**TASK TO COMPLETE:** For the entries below, how many lines contain the word "true"? Reply with the number and nothing else.

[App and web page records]
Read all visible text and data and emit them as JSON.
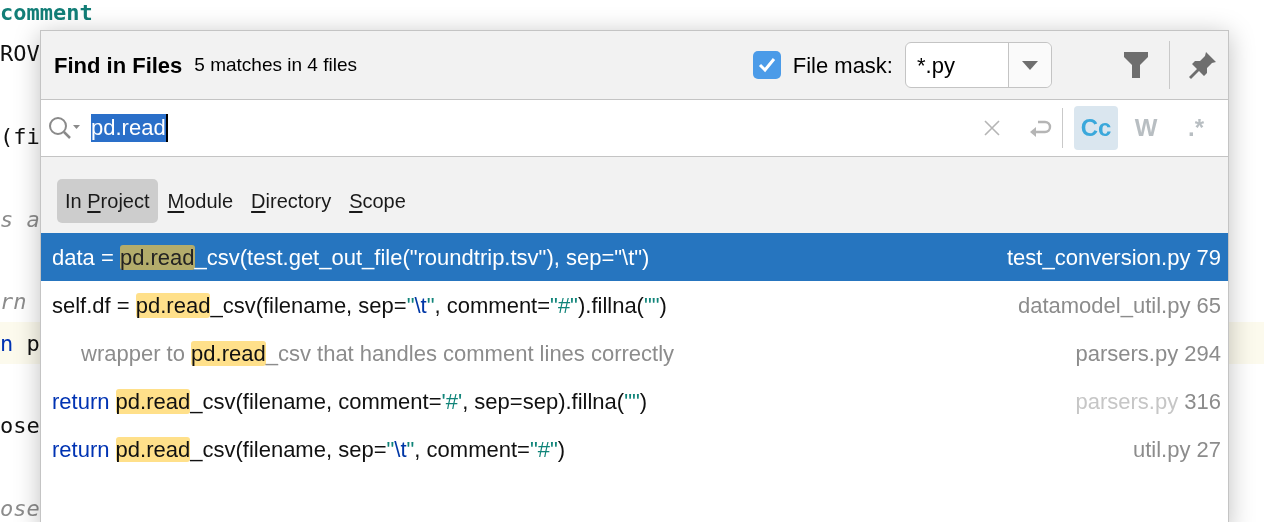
{
  "editor_lines": [
    {
      "kind": "code",
      "segments": [
        {
          "text": "comment",
          "kind": "doc"
        }
      ]
    },
    {
      "kind": "code",
      "segments": [
        {
          "text": "ROV",
          "kind": "plain"
        }
      ]
    },
    {
      "kind": "blank"
    },
    {
      "kind": "code",
      "segments": [
        {
          "text": "(fi",
          "kind": "plain"
        }
      ]
    },
    {
      "kind": "blank"
    },
    {
      "kind": "code",
      "segments": [
        {
          "text": "s a",
          "kind": "comment"
        }
      ]
    },
    {
      "kind": "blank"
    },
    {
      "kind": "code",
      "segments": [
        {
          "text": "rn",
          "kind": "comment"
        }
      ]
    },
    {
      "kind": "code",
      "current": true,
      "segments": [
        {
          "text": "n",
          "kind": "keyword"
        },
        {
          "text": " p",
          "kind": "plain"
        }
      ]
    },
    {
      "kind": "blank"
    },
    {
      "kind": "code",
      "segments": [
        {
          "text": "ose",
          "kind": "plain"
        }
      ]
    },
    {
      "kind": "blank"
    },
    {
      "kind": "code",
      "segments": [
        {
          "text": "ose",
          "kind": "comment"
        }
      ]
    }
  ],
  "dialog": {
    "title": "Find in Files",
    "summary": "5 matches in 4 files",
    "file_mask": {
      "checked": true,
      "label": "File mask:",
      "value": "*.py"
    },
    "search": {
      "value": "pd.read",
      "options": [
        {
          "label": "Cc",
          "selected": true
        },
        {
          "label": "W",
          "selected": false
        },
        {
          "label": ".*",
          "selected": false
        }
      ]
    },
    "scopes": [
      {
        "before": "In ",
        "mnemonic": "P",
        "after": "roject",
        "selected": true
      },
      {
        "mnemonic": "M",
        "after": "odule",
        "selected": false
      },
      {
        "mnemonic": "D",
        "after": "irectory",
        "selected": false
      },
      {
        "mnemonic": "S",
        "after": "cope",
        "selected": false
      }
    ],
    "results": [
      {
        "selected": true,
        "file": "test_conversion.py",
        "line": "79",
        "file_dimmed": false,
        "segments": [
          {
            "text": "data = ",
            "kind": "plain"
          },
          {
            "text": "pd.read",
            "kind": "match"
          },
          {
            "text": "_csv(test.get_out_file(\"roundtrip.tsv\"), sep=\"\\t\")",
            "kind": "plain"
          }
        ]
      },
      {
        "selected": false,
        "file": "datamodel_util.py",
        "line": "65",
        "file_dimmed": false,
        "segments": [
          {
            "text": "self.df = ",
            "kind": "plain"
          },
          {
            "text": "pd.read",
            "kind": "match"
          },
          {
            "text": "_csv(filename, sep=",
            "kind": "plain"
          },
          {
            "text": "\"",
            "kind": "string"
          },
          {
            "text": "\\t",
            "kind": "escape"
          },
          {
            "text": "\"",
            "kind": "string"
          },
          {
            "text": ", comment=",
            "kind": "plain"
          },
          {
            "text": "\"#\"",
            "kind": "string"
          },
          {
            "text": ").fillna(",
            "kind": "plain"
          },
          {
            "text": "\"\"",
            "kind": "string"
          },
          {
            "text": ")",
            "kind": "plain"
          }
        ]
      },
      {
        "selected": false,
        "file": "parsers.py",
        "line": "294",
        "file_dimmed": false,
        "comment": true,
        "segments": [
          {
            "text": "wrapper to ",
            "kind": "comment"
          },
          {
            "text": "pd.read",
            "kind": "match"
          },
          {
            "text": "_csv that handles comment lines correctly",
            "kind": "comment"
          }
        ]
      },
      {
        "selected": false,
        "file": "parsers.py",
        "line": "316",
        "file_dimmed": true,
        "segments": [
          {
            "text": "return ",
            "kind": "keyword"
          },
          {
            "text": "pd.read",
            "kind": "match"
          },
          {
            "text": "_csv(filename, comment=",
            "kind": "plain"
          },
          {
            "text": "'#'",
            "kind": "string"
          },
          {
            "text": ", sep=sep).fillna(",
            "kind": "plain"
          },
          {
            "text": "\"\"",
            "kind": "string"
          },
          {
            "text": ")",
            "kind": "plain"
          }
        ]
      },
      {
        "selected": false,
        "file": "util.py",
        "line": "27",
        "file_dimmed": false,
        "segments": [
          {
            "text": "return ",
            "kind": "keyword"
          },
          {
            "text": "pd.read",
            "kind": "match"
          },
          {
            "text": "_csv(filename, sep=",
            "kind": "plain"
          },
          {
            "text": "\"",
            "kind": "string"
          },
          {
            "text": "\\t",
            "kind": "escape"
          },
          {
            "text": "\"",
            "kind": "string"
          },
          {
            "text": ", comment=",
            "kind": "plain"
          },
          {
            "text": "\"#\"",
            "kind": "string"
          },
          {
            "text": ")",
            "kind": "plain"
          }
        ]
      }
    ]
  }
}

**ANSWER FOR THIS EXERCISE:** 7